Look, there’s nothing wrong, in my view of the universe (!), with optimism. But the notion that we can achieve success effortlessly, simply by thinking about it, seems dangerous to a fault. Here’s how I think it really works. Years ago, Louisa and I were staying in a small town on the Bolivian side of Lake Titicaca in South America. One evening, we walked up a low hill by the lakeside, where, on what appeared to be an altar at the top, were a dozen or so toy pick-ups and trucks and buses.

Photos: Barry Evans.

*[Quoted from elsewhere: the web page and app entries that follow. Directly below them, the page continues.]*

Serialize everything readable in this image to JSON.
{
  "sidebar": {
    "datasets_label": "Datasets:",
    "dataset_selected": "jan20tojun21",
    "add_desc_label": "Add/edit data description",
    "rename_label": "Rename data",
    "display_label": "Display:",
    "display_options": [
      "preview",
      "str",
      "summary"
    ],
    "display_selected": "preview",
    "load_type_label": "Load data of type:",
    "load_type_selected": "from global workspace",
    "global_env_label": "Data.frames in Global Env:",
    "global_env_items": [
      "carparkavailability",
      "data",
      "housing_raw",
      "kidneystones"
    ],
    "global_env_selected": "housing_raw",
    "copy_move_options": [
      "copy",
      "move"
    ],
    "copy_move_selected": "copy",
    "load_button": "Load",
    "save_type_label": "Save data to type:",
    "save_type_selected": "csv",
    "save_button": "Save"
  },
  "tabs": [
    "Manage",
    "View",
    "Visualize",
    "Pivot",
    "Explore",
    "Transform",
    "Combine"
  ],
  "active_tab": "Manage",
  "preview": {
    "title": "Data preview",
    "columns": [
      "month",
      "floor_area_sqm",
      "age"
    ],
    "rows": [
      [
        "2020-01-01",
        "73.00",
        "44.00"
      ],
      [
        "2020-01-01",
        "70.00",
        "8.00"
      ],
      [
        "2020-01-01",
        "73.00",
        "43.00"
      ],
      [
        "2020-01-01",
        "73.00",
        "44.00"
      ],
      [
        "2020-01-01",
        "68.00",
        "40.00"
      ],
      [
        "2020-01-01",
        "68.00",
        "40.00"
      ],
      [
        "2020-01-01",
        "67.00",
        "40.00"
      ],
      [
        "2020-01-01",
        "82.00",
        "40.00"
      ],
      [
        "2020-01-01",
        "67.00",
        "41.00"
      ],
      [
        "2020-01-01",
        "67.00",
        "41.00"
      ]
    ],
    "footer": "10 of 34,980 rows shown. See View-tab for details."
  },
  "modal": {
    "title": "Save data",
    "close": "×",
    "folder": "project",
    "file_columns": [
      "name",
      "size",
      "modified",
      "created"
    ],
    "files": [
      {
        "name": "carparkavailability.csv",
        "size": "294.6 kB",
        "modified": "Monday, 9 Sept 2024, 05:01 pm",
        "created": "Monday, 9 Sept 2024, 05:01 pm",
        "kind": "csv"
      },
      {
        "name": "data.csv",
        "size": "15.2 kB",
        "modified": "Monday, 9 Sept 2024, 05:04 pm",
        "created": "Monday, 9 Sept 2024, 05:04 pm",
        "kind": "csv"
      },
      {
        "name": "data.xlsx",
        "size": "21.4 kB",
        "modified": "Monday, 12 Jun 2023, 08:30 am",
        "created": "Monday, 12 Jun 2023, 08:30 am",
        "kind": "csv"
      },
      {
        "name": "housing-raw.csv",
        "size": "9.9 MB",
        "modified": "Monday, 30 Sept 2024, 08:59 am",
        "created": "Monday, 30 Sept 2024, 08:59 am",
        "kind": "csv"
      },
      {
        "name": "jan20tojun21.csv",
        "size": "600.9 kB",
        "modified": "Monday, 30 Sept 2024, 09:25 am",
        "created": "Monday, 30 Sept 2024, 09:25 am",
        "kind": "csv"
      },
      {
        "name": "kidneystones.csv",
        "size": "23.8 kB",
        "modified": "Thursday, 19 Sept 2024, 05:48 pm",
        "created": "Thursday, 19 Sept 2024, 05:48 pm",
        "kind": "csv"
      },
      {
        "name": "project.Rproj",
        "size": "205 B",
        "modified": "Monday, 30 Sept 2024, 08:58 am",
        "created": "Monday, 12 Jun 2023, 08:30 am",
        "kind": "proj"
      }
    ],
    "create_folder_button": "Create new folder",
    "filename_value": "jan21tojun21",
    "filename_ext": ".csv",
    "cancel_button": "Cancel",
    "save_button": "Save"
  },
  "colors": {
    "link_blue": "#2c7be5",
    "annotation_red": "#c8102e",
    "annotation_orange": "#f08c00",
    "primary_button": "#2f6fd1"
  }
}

A family group was standing around the altar, murmuring what may have been prayers. Later, at the bottom of the hill, we saw them again and started chatting with them. (That is, Louisa did—her Spanish was and is way better than mine.) “We were curious about the trucks on the altar,” we said. “Did you leave them there?” “Oh no, we bring them down after blessing them,” they explained, pulling out several of the brightly-painted vehicles.” “Um, why?” we wanted to know. “Well, last year we wanted our family to have a taxi to bring in an income, so we blessed a toy taxi. Then we all worked very very hard, and last month, we were able to buy a taxi. This year, we blessed a combi (minibus). So if we work very very hard, we should have one by next year.”

I thought of a friend who had a photo of a pony on her fridge door, and another who had a picture of a red sports car stuck to her bathroom mirror. The Bolivian family was simply doing—in three dimensions, rather than two—just what my friends did. They visualized what they wanted, then they worked very very hard. That’s how it works! You decide you want something and then, with that picture in your mind as your incentive, you work—very very hard!—to achieve it. Nothing magical about it at all.

On the other hand, if we indulge in magical thinking, we’re likely to make poor decisions by naively assuming that everything will work out in the end. According to Robert West, a psychologist at University College London (quoted in Live Science), “The danger of believing that we can achieve things just by imagining them is that it actually stops us doing the things that would make our lives, and those of other people, better.”

Put another way, it’s healthier to take responsibility for our lives, knowing that dumb luck is going to have a big say in the outcome of our actions, no matter what, than believing in some mystical power that grants our wishes because we believe it will..

That’s the trouble with aging: you see patterns repeating and start feeling that been-there-done-that syndrome. Seems every generation has its own version of magical thinking, complete with books, movies and now online videos. Me? Cynical? You bet I am.